The field of accounting was first developed in ancient Mesopotamia, alongside other major breakthroughs such as writing and counting. What we know now as “auditing” dates all the way back to the Roman Empire. The term, coined from Latin “Audre” (to hear) meant that the government’s treasury had access to detailed financial information throughout the empire. Bright and ambitious young men appointed directly by the Emperor, were sent to the corners of the earth to ensure that local provinces handled treasury assets and expenditures correctly. This was deemed critical as imperial taxation was underpinned by this system, and with it the very livelihood of the Empire.
Fast forward a few thousand years, and auditing would earn its modern stripes with the rise of the industrial revolution; as for the very first time private individual investors became part of the business process. The premise this time round, was to verify that information provided by management was accurate and that the individual’s hard-earned money was spent wisely and with transparency.
So there we have it: the business of auditing, at its core, is all about introducing trust in an exploded system with many different stakeholders. Someone trustworthy, has to do the reporting to investors, on financial information prepared by management. While this system sustained itself for this long, it is now under siege, fighting for its very survival. Enter: digital transformation.
Description of the current challenges and opportunities the company is facing due to digital transformation:

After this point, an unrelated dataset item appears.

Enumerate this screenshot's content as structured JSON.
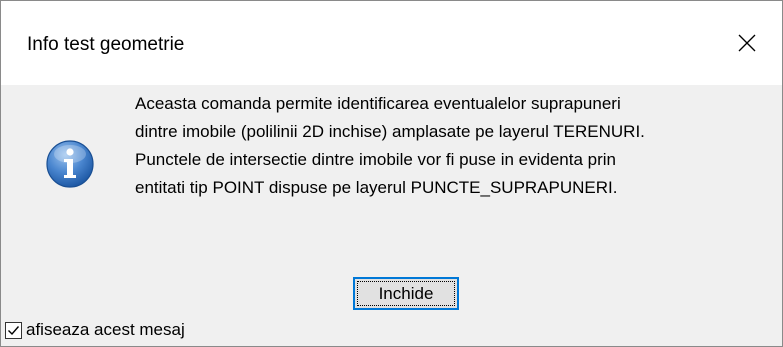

The development of computers in the seventies enabled business to grow at a pace never experienced before. Auditing firms then had to adapt both their organizations and methods to better serve their clients. From old Rome to the late nineties, auditing merely required teams made of individuals with technical accounting expertise to manually sift through reams of financial reporting. Much has changed since. Nowadays, the ever-increasing complexity of business and the explosion of data, has brought about a new paradigm. The McKinsey Global Institute estimates that, compared with the Industrial Revolution […], disruption of society is happening ten times faster and at 300 times the scale. This means roughly 3000 times the impact. 
In a nutshell, technological improvements are not merely changing financial reporting and the way the auditing industry is set up; they are completely disrupting them.
From basic transactional accounting to regulatory filings, from business process outsourcing to fiscal risk mitigation; all auditing functions were being impacted. Clerical accounting is no more, and automation has taken over the bulk of routine bookkeeping tasks. 
Firms such as Deloitte have therefore no choice but to evolve. However, while embracing the digital transformation seemed like the natural path for self-preservation, the change required will undoubtedly be a tortuous journey, and will most likely take some time.
Recommended changes the company needs to make to address these challenges or take advantages of these opportunities:
More often than not, the basic instinct firms demonstrate when faced with the digital revolution, is to be on the defensive by protecting business as usual. It is my contention that Deloitte stands to gain tremendous competitive advantage if it charges ahead before its competitors do, and manages to disrupt itself in the process. In a nutshell, it should take the offensive stance, experiment, adapt, and eventually write the new book of auditing.
This challenge will demand heavy investments and a significant shift on two separate fronts: technology and people.
On the technological front:
In order for Deloitte to rise above, it needs to reinvent itself beyond accounting. It must supplement the accounting expertise with technological capabilities. It is imperative that Deloitte revisit its legacy processes and put in place advanced software technological suites, based on automation and artificial intelligence. As a result of doing this, Deloitte would be better placed to uncover insights allowing the audit to be productive and pertinent. This would also help individual investors and managers make more informed decisions. Tools based on artificial intelligence, could scour vast quantities of data faster and more accurately. This would allow auditors to determine whether processes or practices are compliant. Building on this, human auditors would then judge how operations should be improved. With time, this developed technological suite will refine its capabilities and build on this consolidated “experience”, making the audits ever more impactful.
On the talent front:
Firms like Deloitte have built their whole business model around talent. Their true asset lies not in PP&E or in cash positions, but in having within their ranks scores of talented individuals with deep technical expertise able to rise to the ever-shifting challenges their clients face.
As the very tenets of auditing have already started changing, Deloitte ought to invest heavily in maintaining its workforce up to the task. Then and only then, would Deloitte be able to dig deeper, leverage technological-enhanced insights and uncover more about business and financial risks for its clients. Because the current education system is not agile enough to train the next generation of audit professionals, the responsibility falls on firms such as Deloitte to reinvent themselves and train future business professionals accordingly. Ultimately, the people (and not the technology itself) will define and drive audit quality. Auditors should learn to use technology as a tool of providing them with insights on a number of financial and operational matters, and to leverage those same tools to automate the time-consuming routine tasks.
In conclusion, is Deloitte headed towards a world where machines take over the function of auditing? My personal inclination is towards a firm “not at all”. Even with all the convenience and insight offered by artificial intelligence, the human auditor still remains the ultimate participant to offer key analysis and make important decisions. However, only the audit firms that will embrace change are likely to reap the benefits hereby described. After all, while the job of auditing itself has not changed much, history books are full of examples of defunct audit firms.